The cash flow statement may be prepared monthly, quarterly, semi-annually, or annually, depending on how often you need it. Your accounting firm can do the report for you, but you can also do it on your own, especially if you use accounting software, such as QuickBooks. Ask your CPA for guidance on how to set up your software and virtual books so you get accurate financial statements every time.
Why do you need a cash flow statement?
A cash flow statement has several uses:
- Financial planning
Your cash flow statement tracks the inflow and outflow of cash and cash equivalents in your business. It shows cyclical payment times and reveals cash-related patterns, including the peak and ebb of your cash position. You might see, for example, that scheduled expenses, such as employees’ salaries and rent and utilities payments, typically precede receipt of your receivables, so you can prepare for the situation ahead of time.
The ideal scenario is, of course, to have more cash coming in than going out, and your cash flow statement will reveal if you are achieving this goal. If not, you can use the report to guide you in creating a strategy to improve your profitability and fluidity.
- Attracting investors
The cash flow statement is one of the financial statements that potential investors look at to determine your business’s financial standing and see how well you manage your cash position.
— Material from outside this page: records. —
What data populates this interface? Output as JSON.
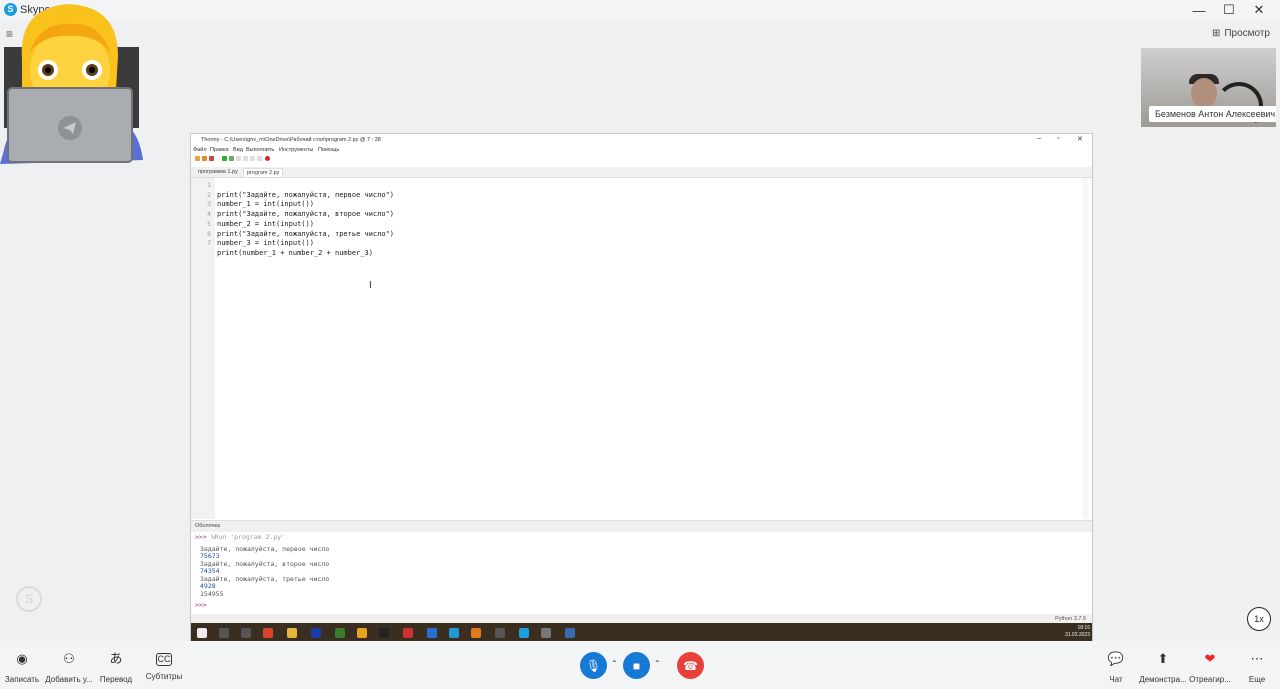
{
  "window": {
    "app_title": "Skype",
    "minimize": "—",
    "maximize": "☐",
    "close": "✕"
  },
  "header": {
    "menu_icon": "≡",
    "preview_label": "Просмотр"
  },
  "remote": {
    "name": "Безменов Антон Алексеевич"
  },
  "thonny": {
    "title": "Thonny  -  C:\\Users\\gnv_m\\OneDrive\\Рабочий стол\\program 2.py  @  7 : 38",
    "menu": [
      "Файл",
      "Правка",
      "Вид",
      "Выполнить",
      "Инструменты",
      "Помощь"
    ],
    "tabs": [
      "программа 1.py",
      "program 2.py"
    ],
    "line_numbers": [
      "1",
      "2",
      "3",
      "4",
      "5",
      "6",
      "7"
    ],
    "code": [
      "print(\"Задайте, пожалуйста, первое число\")",
      "number_1 = int(input())",
      "print(\"Задайте, пожалуйста, второе число\")",
      "number_2 = int(input())",
      "print(\"Задайте, пожалуйста, третье число\")",
      "number_3 = int(input())",
      "print(number_1 + number_2 + number_3)"
    ],
    "shell_tab": "Оболочка",
    "shell": {
      "prompt": ">>>",
      "run_cmd": "%Run 'program 2.py'",
      "lines": [
        {
          "kind": "out",
          "text": "Задайте, пожалуйста, первое число"
        },
        {
          "kind": "inp",
          "text": "75673"
        },
        {
          "kind": "out",
          "text": "Задайте, пожалуйста, второе число"
        },
        {
          "kind": "inp",
          "text": "74354"
        },
        {
          "kind": "out",
          "text": "Задайте, пожалуйста, третье число"
        },
        {
          "kind": "inp",
          "text": "4928"
        },
        {
          "kind": "out",
          "text": "154955"
        }
      ],
      "final_prompt": ">>>"
    },
    "status": "Python 3.7.9",
    "clock_time": "18:16",
    "clock_date": "31.03.2023"
  },
  "speed": "1x",
  "callbar": {
    "left": [
      {
        "label": "Записать",
        "icon": "record-icon"
      },
      {
        "label": "Добавить у...",
        "icon": "add-person-icon"
      },
      {
        "label": "Перевод",
        "icon": "translate-icon"
      },
      {
        "label": "Субтитры",
        "icon": "captions-icon"
      }
    ],
    "right": [
      {
        "label": "Чат",
        "icon": "chat-icon"
      },
      {
        "label": "Демонстра...",
        "icon": "share-screen-icon"
      },
      {
        "label": "Отреагир...",
        "icon": "react-heart-icon"
      },
      {
        "label": "Еще",
        "icon": "more-icon"
      }
    ]
  },
  "colors": {
    "mic": "#1679d4",
    "video": "#1679d4",
    "hangup": "#e8413a",
    "heart": "#e8262c"
  }
}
The report will show where your business is getting money from, and where and how money is being spent.
- Getting a loan
If you apply for a business loan, creditors will look at your cash flow statement to evaluate your liquidity – that is, if you generally have sufficient cash on hand to finance your operations and pay off your debts.
What are the components of a cash flow statement?
Unlike an income statement, a cash flow statement does not include non-cash transactions like depreciation, so it is more reflective of your business’s actual cash position.
The basic components of a cash flow statement include:
- Cash from operating activities
This covers actual payments for the goods and services you provide or trade in, less the payments you make to keep your operations going, including salaries for your employees, rent and utilities, and payments to your suppliers.
- Cash from investing activities
This includes the money you receive from your company’s investment activities, such as loan and interest payments received, or payment from the sale of an asset. Cash-out activities like giving out a loan or purchasing new equipment, properties, or other assets, are also reflected in the cash flow statement.
- Cash from financing activities
This includes money that comes in through loans, payments for issued bonds or sold shares, and other sources of capital. Payment for shareholder dividends or loan capital amortizations are considered cash-out activities.
If you want to learn more about cash flow statements and how they are prepared, get in touch with trusted Nashville accounting firm Evan Hutcheson, CPA, LLC.
Why You Should Hire a CPA, BusinessNewsDaily.com
Why Small Businesses Need a CPA, TheBalanceSMB.com